To break this duopoly, Microsoft is now preparing to build its own mobile games store, and the company is banking on upcoming regulations to pull that off.

In an interview with the Financial Times, Microsoft's gaming head Phil Spencer said that the EU's Digital Market Act (DMA), which will go into effect next March, will help the company fulfill its mobile app store ambitions. The DMA will allow companies to load their app stores on Apple and Android devices by asking Apple and Google to open up their ecosystems.

"We want to be in a position to offer Xbox and content from both us and our third-party partners across any screen where somebody would want to play," Spencer told FT. "Today, we can’t do that on mobile devices, but we want to build towards a world that we think will be coming where those devices are opened up."

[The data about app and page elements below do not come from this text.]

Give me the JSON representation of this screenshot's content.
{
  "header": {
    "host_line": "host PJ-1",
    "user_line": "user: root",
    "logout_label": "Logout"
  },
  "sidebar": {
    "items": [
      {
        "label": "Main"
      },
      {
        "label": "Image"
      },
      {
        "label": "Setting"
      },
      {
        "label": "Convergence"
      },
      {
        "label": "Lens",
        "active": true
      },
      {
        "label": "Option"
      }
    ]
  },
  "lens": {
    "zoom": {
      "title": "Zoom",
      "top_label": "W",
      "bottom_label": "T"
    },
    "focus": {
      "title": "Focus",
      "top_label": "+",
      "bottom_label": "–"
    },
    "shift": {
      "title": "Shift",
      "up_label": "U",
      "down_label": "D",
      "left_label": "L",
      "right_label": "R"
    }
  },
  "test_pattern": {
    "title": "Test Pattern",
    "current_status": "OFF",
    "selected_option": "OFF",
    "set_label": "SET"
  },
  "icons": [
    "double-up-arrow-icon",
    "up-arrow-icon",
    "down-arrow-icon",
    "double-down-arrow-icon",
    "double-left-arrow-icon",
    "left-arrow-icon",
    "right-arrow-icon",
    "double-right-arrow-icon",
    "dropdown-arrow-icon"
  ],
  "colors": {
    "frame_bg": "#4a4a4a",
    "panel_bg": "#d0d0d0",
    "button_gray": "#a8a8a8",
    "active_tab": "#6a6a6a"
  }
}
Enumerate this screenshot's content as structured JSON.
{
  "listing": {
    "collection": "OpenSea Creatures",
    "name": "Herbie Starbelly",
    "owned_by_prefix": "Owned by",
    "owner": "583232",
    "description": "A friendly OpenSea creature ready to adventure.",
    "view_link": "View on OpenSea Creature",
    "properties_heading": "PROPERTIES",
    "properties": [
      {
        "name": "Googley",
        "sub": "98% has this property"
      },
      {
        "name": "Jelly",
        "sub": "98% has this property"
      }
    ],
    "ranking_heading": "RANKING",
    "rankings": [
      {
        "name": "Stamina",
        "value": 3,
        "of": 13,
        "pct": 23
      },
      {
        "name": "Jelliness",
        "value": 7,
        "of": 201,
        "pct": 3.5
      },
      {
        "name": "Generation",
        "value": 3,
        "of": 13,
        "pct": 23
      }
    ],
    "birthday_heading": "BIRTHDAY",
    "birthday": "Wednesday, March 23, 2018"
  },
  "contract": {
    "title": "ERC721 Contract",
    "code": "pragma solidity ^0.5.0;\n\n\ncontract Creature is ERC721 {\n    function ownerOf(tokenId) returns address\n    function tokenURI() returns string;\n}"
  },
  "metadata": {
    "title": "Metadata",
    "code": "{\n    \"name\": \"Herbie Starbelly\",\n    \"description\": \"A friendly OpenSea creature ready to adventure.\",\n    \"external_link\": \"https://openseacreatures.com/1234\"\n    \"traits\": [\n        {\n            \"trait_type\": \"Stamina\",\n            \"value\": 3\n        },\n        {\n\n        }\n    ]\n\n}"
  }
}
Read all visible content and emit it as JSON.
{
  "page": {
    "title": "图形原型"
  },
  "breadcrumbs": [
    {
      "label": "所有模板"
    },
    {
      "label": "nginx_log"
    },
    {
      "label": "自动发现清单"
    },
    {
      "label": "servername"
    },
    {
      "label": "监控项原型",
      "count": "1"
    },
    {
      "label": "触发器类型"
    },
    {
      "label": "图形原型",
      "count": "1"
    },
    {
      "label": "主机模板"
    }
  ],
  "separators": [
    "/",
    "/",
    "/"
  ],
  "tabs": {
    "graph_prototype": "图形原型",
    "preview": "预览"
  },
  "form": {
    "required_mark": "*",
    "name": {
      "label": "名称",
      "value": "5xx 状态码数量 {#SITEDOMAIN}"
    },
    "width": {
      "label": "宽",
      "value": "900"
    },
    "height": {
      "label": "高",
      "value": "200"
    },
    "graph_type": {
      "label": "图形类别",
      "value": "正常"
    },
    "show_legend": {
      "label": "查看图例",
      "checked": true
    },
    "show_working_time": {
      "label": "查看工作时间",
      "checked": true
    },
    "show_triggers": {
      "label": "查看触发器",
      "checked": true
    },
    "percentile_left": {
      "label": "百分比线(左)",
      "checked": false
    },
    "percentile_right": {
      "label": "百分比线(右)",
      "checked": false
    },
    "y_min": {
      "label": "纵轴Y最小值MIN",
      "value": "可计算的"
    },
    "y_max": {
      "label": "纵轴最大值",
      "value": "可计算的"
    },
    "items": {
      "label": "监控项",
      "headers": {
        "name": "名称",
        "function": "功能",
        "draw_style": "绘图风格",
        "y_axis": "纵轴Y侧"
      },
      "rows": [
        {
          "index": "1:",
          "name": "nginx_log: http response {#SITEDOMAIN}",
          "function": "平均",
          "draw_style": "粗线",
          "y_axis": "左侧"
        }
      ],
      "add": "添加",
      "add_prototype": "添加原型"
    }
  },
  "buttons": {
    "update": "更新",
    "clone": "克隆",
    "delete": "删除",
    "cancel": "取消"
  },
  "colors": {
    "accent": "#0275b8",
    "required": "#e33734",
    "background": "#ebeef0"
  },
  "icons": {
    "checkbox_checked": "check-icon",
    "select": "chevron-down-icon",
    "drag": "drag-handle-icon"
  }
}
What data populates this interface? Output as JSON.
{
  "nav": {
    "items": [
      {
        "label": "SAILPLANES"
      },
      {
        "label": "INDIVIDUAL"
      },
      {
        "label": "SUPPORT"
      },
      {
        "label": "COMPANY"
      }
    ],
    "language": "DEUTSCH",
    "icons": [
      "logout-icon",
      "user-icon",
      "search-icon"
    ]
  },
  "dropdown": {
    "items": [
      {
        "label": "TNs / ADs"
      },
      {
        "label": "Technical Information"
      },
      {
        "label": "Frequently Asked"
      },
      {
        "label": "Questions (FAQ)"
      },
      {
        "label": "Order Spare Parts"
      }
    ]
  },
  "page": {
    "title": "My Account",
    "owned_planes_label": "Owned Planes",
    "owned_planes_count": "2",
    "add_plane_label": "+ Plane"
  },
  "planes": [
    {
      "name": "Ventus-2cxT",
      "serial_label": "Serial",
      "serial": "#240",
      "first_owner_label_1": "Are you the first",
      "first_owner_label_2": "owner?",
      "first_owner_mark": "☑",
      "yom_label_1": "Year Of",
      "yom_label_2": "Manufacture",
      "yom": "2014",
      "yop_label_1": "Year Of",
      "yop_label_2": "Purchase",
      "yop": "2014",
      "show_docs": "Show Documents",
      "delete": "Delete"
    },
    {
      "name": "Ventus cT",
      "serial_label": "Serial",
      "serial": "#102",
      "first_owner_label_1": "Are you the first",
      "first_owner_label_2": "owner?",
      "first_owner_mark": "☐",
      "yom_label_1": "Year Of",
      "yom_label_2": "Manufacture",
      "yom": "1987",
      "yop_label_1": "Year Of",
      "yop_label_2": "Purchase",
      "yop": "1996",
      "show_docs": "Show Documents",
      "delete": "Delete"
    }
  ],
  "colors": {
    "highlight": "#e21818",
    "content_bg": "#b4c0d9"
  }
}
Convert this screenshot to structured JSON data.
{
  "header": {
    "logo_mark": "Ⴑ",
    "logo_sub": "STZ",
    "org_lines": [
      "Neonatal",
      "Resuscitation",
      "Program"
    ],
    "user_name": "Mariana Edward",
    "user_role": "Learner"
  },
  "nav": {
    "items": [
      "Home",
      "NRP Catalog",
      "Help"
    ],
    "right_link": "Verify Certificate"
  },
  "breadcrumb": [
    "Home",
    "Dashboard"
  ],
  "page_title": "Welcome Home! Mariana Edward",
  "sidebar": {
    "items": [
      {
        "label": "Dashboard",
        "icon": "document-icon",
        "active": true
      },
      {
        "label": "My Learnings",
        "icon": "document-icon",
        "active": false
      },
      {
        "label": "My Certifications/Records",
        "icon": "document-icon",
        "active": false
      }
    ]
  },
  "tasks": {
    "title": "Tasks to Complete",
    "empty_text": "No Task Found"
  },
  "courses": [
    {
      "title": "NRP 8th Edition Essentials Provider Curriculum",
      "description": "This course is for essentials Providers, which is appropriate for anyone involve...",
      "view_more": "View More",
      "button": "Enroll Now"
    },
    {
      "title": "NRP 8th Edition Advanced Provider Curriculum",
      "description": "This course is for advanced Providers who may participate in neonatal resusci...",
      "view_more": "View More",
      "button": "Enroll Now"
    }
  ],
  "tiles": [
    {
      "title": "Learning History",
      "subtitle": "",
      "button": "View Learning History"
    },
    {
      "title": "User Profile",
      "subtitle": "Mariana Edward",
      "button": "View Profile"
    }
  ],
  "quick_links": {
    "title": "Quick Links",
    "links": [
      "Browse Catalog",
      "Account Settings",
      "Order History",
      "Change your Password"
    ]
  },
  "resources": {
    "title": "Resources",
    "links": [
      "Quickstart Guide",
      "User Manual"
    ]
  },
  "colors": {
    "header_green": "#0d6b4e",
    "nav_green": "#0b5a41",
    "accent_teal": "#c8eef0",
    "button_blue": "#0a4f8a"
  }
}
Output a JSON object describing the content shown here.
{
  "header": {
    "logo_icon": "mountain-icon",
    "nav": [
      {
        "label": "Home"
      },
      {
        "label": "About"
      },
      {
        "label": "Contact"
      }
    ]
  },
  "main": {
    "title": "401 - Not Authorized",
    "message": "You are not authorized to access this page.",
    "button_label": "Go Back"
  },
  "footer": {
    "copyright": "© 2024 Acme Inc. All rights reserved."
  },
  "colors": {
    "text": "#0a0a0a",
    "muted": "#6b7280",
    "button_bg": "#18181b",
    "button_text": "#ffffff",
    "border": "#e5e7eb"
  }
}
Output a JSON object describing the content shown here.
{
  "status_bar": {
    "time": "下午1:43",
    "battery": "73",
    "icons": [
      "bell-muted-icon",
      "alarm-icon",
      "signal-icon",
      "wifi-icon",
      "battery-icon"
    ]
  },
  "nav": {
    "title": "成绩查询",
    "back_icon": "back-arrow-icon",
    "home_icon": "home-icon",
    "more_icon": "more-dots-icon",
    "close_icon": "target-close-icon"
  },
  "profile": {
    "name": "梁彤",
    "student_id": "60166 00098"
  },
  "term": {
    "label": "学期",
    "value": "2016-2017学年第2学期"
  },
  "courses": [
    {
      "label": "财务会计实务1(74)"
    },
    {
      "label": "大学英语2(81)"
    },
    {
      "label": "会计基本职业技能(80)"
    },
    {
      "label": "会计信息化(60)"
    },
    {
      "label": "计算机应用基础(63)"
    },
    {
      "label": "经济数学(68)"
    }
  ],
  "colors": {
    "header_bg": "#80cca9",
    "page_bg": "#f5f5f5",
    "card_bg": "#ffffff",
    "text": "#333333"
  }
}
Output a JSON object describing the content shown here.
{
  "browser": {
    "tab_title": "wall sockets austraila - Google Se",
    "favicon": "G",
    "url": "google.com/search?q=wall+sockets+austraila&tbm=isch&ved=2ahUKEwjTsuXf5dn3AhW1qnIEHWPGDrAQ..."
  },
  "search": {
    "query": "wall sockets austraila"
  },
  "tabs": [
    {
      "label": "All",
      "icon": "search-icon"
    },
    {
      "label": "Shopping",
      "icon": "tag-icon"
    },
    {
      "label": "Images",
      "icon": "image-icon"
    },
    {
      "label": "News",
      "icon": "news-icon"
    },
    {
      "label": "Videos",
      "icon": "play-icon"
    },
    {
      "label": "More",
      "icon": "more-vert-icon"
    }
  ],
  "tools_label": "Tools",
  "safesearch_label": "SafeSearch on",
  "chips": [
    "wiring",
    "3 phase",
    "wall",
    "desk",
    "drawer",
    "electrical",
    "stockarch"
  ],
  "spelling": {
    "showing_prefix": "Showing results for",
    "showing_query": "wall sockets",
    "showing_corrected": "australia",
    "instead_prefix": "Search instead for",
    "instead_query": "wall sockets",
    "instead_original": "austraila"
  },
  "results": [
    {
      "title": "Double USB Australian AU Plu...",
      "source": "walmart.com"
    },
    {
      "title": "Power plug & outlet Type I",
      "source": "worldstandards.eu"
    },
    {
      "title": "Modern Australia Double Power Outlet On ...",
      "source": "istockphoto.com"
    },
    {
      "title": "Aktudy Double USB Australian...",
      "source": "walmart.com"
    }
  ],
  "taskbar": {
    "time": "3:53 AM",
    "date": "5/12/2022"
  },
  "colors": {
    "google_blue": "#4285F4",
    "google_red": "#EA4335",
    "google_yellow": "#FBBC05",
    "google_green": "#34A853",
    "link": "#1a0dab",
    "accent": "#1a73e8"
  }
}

Microsoft has had a difficult time creating the user experience it wants with its Cloud Gaming app on Apple devices because the iPhone maker required users to download each game available to play on Microsoft's cloud offering, including Fortnite. So Microsoft now asks people to sign in through Safari and follow instructions, which are not as easy as downloading an app from the App Store.

Microsoft's efforts to build its own app store for games is not surprising given Apple's restrictions around downloads and in-app purchases on its devices.

Apple and Google didn't immediately respond to requests for comments.

In the last five years, Microsoft has acquired a ton of games studios, including Ninja Theory, Playground Games, Bethesda owner Zenimax Media, and it is in talks with regulators to go ahead and complete its deal to buy Activision Blizzard. If the Activision deal goes through, Microsoft can gain a footing in the mobile market through a separate store with titles like Call of Duty Mobile and Candy Crush Saga along with upcoming releases. Notably, Activision Blizzard has been making significant money from mobile games, so controlling distribution through its own store will give Microsoft an edge.

The biggest challenge Microsoft is facing is completing the Activision Blizzard deal, as regulators from the U.S., the U.K. and the EU are scrutinizing the merger. Last month, the U.K.'s Competition and Markets Authority (CMA) said it would launch an antitrust investigation over concerns the deal could harm the country's gamers with "higher prices, fewer choices." Microsoft has tried to appease regulators by saying it is ready to provide a long-term commitment to make popular games like Call of Duty available on competitors' platforms.

The tech giant recently signed a 10-year deal to bring Xbox games to Nintendo consoles. It has also agreed to bring these games to cloud gaming services from Nvidia, Boosteroid and Ubitus.